Top of Material supplied

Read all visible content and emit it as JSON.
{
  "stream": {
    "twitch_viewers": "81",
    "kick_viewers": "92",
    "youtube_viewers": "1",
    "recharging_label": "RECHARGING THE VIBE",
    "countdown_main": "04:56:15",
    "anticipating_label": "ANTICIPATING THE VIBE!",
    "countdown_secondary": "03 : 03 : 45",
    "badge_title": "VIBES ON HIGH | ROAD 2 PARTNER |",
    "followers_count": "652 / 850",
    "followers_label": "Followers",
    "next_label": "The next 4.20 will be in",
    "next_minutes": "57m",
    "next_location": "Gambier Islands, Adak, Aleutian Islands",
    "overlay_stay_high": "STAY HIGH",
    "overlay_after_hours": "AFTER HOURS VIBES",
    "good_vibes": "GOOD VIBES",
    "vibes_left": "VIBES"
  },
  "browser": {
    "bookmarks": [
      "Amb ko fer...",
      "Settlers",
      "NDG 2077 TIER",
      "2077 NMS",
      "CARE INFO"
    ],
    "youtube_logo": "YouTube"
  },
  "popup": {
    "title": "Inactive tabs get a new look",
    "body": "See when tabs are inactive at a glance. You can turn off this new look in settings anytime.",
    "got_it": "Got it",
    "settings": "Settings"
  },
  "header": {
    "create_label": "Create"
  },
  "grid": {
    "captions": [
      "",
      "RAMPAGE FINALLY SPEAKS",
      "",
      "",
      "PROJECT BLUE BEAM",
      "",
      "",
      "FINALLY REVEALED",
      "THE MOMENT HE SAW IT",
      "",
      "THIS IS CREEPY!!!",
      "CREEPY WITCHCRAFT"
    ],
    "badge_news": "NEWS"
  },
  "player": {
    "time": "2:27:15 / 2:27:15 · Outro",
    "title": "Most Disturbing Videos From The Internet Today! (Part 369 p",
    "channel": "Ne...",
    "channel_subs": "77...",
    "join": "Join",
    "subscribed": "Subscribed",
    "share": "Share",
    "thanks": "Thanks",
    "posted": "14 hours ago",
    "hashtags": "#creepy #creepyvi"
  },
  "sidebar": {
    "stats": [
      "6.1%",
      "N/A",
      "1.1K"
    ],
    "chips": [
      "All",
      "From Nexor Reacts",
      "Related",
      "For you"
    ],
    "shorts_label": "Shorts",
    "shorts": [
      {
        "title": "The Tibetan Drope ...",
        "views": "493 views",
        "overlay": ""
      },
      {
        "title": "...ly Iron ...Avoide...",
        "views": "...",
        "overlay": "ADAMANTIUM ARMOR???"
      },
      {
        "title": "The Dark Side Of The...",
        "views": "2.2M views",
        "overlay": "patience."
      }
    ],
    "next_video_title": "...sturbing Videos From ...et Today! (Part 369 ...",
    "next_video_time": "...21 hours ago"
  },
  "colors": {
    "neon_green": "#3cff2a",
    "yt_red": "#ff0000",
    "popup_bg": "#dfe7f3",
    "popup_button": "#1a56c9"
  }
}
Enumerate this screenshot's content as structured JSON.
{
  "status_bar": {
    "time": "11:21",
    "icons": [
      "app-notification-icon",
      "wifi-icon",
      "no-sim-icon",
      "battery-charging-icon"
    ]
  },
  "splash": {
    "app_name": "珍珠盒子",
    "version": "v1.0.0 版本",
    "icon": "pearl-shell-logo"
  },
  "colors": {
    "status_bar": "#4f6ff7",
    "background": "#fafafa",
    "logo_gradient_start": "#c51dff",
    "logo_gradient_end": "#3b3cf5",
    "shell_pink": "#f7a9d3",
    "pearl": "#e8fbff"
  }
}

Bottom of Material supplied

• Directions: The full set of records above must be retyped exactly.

• Result for this task:
Read all visible content and emit it as JSON.
{
  "stream": {
    "twitch_viewers": "81",
    "kick_viewers": "92",
    "youtube_viewers": "1",
    "recharging_label": "RECHARGING THE VIBE",
    "countdown_main": "04:56:15",
    "anticipating_label": "ANTICIPATING THE VIBE!",
    "countdown_secondary": "03 : 03 : 45",
    "badge_title": "VIBES ON HIGH | ROAD 2 PARTNER |",
    "followers_count": "652 / 850",
    "followers_label": "Followers",
    "next_label": "The next 4.20 will be in",
    "next_minutes": "57m",
    "next_location": "Gambier Islands, Adak, Aleutian Islands",
    "overlay_stay_high": "STAY HIGH",
    "overlay_after_hours": "AFTER HOURS VIBES",
    "good_vibes": "GOOD VIBES",
    "vibes_left": "VIBES"
  },
  "browser": {
    "bookmarks": [
      "Amb ko fer...",
      "Settlers",
      "NDG 2077 TIER",
      "2077 NMS",
      "CARE INFO"
    ],
    "youtube_logo": "YouTube"
  },
  "popup": {
    "title": "Inactive tabs get a new look",
    "body": "See when tabs are inactive at a glance. You can turn off this new look in settings anytime.",
    "got_it": "Got it",
    "settings": "Settings"
  },
  "header": {
    "create_label": "Create"
  },
  "grid": {
    "captions": [
      "",
      "RAMPAGE FINALLY SPEAKS",
      "",
      "",
      "PROJECT BLUE BEAM",
      "",
      "",
      "FINALLY REVEALED",
      "THE MOMENT HE SAW IT",
      "",
      "THIS IS CREEPY!!!",
      "CREEPY WITCHCRAFT"
    ],
    "badge_news": "NEWS"
  },
  "player": {
    "time": "2:27:15 / 2:27:15 · Outro",
    "title": "Most Disturbing Videos From The Internet Today! (Part 369 p",
    "channel": "Ne...",
    "channel_subs": "77...",
    "join": "Join",
    "subscribed": "Subscribed",
    "share": "Share",
    "thanks": "Thanks",
    "posted": "14 hours ago",
    "hashtags": "#creepy #creepyvi"
  },
  "sidebar": {
    "stats": [
      "6.1%",
      "N/A",
      "1.1K"
    ],
    "chips": [
      "All",
      "From Nexor Reacts",
      "Related",
      "For you"
    ],
    "shorts_label": "Shorts",
    "shorts": [
      {
        "title": "The Tibetan Drope ...",
        "views": "493 views",
        "overlay": ""
      },
      {
        "title": "...ly Iron ...Avoide...",
        "views": "...",
        "overlay": "ADAMANTIUM ARMOR???"
      },
      {
        "title": "The Dark Side Of The...",
        "views": "2.2M views",
        "overlay": "patience."
      }
    ],
    "next_video_title": "...sturbing Videos From ...et Today! (Part 369 ...",
    "next_video_time": "...21 hours ago"
  },
  "colors": {
    "neon_green": "#3cff2a",
    "yt_red": "#ff0000",
    "popup_bg": "#dfe7f3",
    "popup_button": "#1a56c9"
  }
}
Enumerate this screenshot's content as structured JSON.
{
  "status_bar": {
    "time": "11:21",
    "icons": [
      "app-notification-icon",
      "wifi-icon",
      "no-sim-icon",
      "battery-charging-icon"
    ]
  },
  "splash": {
    "app_name": "珍珠盒子",
    "version": "v1.0.0 版本",
    "icon": "pearl-shell-logo"
  },
  "colors": {
    "status_bar": "#4f6ff7",
    "background": "#fafafa",
    "logo_gradient_start": "#c51dff",
    "logo_gradient_end": "#3b3cf5",
    "shell_pink": "#f7a9d3",
    "pearl": "#e8fbff"
  }
}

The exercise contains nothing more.